…otherwise known as “mid-1970s primetime television.”
“Vampire,” a second season episode of Starsky & Hutch originally aired on October 30, 1976, is part of the long if not proud tradition of tossing some modestly macabre plot into the mix during the spooky season. While the tradition has survived in some quarters into the present day, rarely does it match the levels of tacky gusto in reached during the Me Decade — which applies to a lot of popcult nonsense, to be honest.
The titular vampire was played by the late, great John Saxon, who sinks his teeth into the role with scenery-chewing aplomb.
Of course, he wasn’t really a vampire — just a dance instructor whose grief over his departed wife (portrayed by a black velvet painting of what appears to be Susan Anton) led him into the occult, and thus the need to pop in some plastic fangs, don a black cape and white satin blouse, and prey upon his female students.
Saxon’s aura of menace wass somewhat undermined by the silly slo-mo shots of him charging towards his intended victims, whose attempts to flee would get fouled up by their platform shoes and massive bell bottoms. No, I’m not making this up.
The pursuit of the delusional Dracula took Starsky and Hutch to a Satan-themed strip club — with bean bag chair seating, so you know the Devil had an active hand in running it — run by the legendary G.W. Bailey as a dirtbag diabolist…
…and featuring a somnambulist Suzanne Sommers as his prize dancer.
Eventually the heroic duo tracked the bloodsucking baddie down to an abandoned theater. Before the obligatory final fight scene could commence, however, the audience was treated an extended sequence where Saxon and/or a body double performed a vampiric ballet dance.
Ever watch something that made you feel so embarrassed for the parties involved that you felt actual physical pain as as a wince reflex wracked your entire physical and spiritual being? This was a few orders of magnitude worse than that.
Such crimes against man, nature, and Terpsichore cannot go unpunished, so it was no surprise that the frantic fight in the theater’s scaffolding ended with the wannabe vampire taking a fatal dive onto the stage below. Case closed, cue borderline tasteless joke and some pass-agg ribbing between buddies.
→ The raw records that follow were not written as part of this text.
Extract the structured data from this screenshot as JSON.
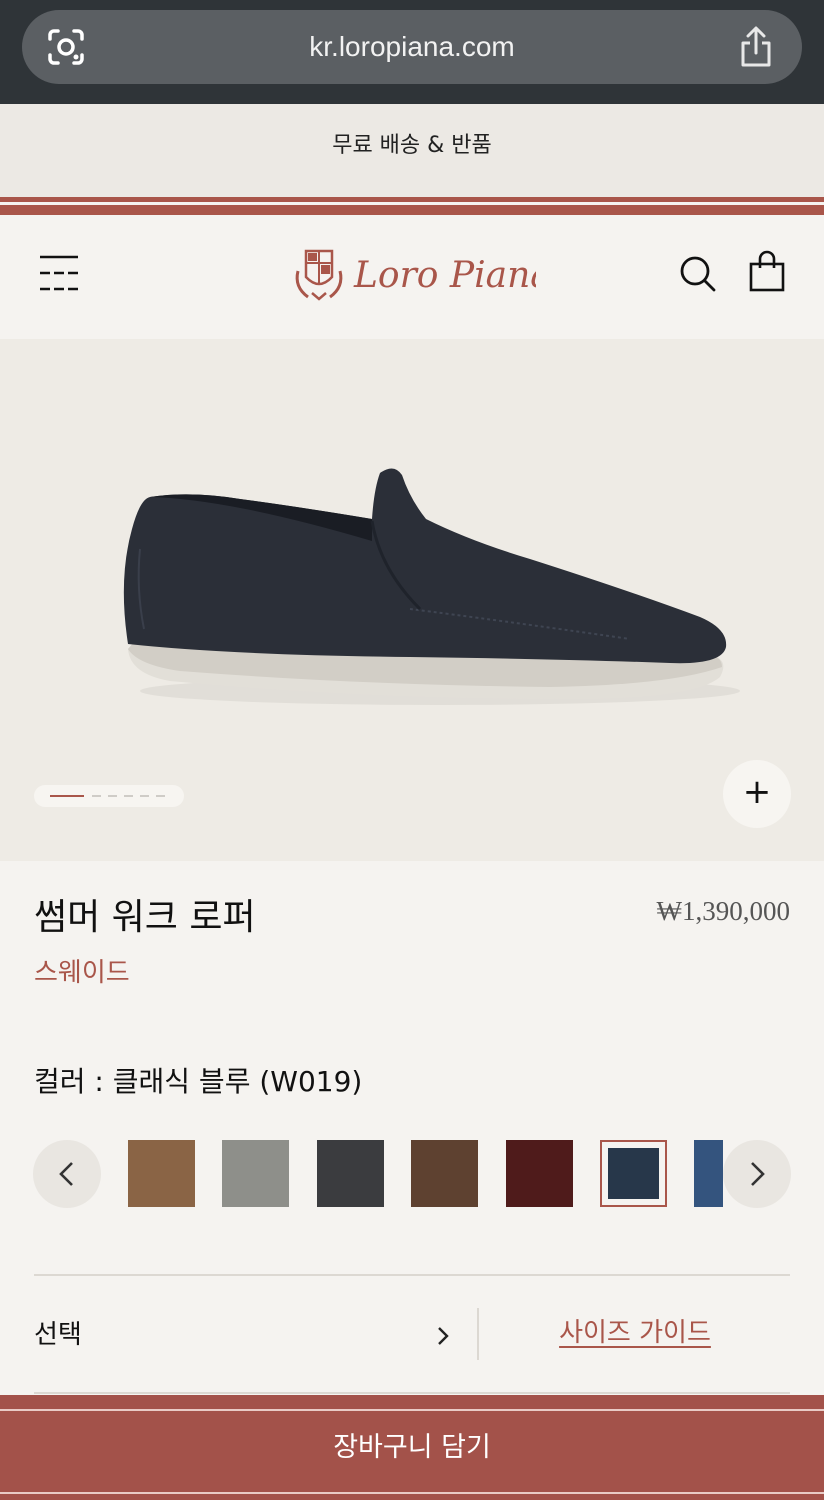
{
  "browser": {
    "url": "kr.loropiana.com"
  },
  "promo": {
    "text": "무료 배송 & 반품"
  },
  "header": {
    "brand": "Loro Piana"
  },
  "product": {
    "title": "썸머 워크 로퍼",
    "material": "스웨이드",
    "price": "₩1,390,000",
    "color_label": "컬러 : 클래식 블루 (W019)",
    "gallery": {
      "current_image": 1,
      "total_images": 6
    }
  },
  "swatches": [
    {
      "name": "tan",
      "color": "#8a6445"
    },
    {
      "name": "grey",
      "color": "#8e8f8a"
    },
    {
      "name": "charcoal",
      "color": "#3b3c3f"
    },
    {
      "name": "brown",
      "color": "#5e4130"
    },
    {
      "name": "burgundy",
      "color": "#4f1b1b"
    },
    {
      "name": "classic-blue",
      "color": "#27374a",
      "selected": true
    },
    {
      "name": "denim-blue",
      "color": "#34547e"
    }
  ],
  "size": {
    "select_label": "선택",
    "guide_label": "사이즈 가이드"
  },
  "cart": {
    "label": "장바구니 담기"
  },
  "colors": {
    "accent": "#a9564a",
    "background": "#f5f3f0"
  }
}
Oh, well, at least we got to see Huggy Bear take up a side hustle selling “vampire prevention kits” for $7.50 a pop, teasing me with visions of a spin-off I could fully get behind.
October 5th, 2022 - 12:14 pm
The caption on that last photo? Perfection.
October 6th, 2022 - 6:47 pm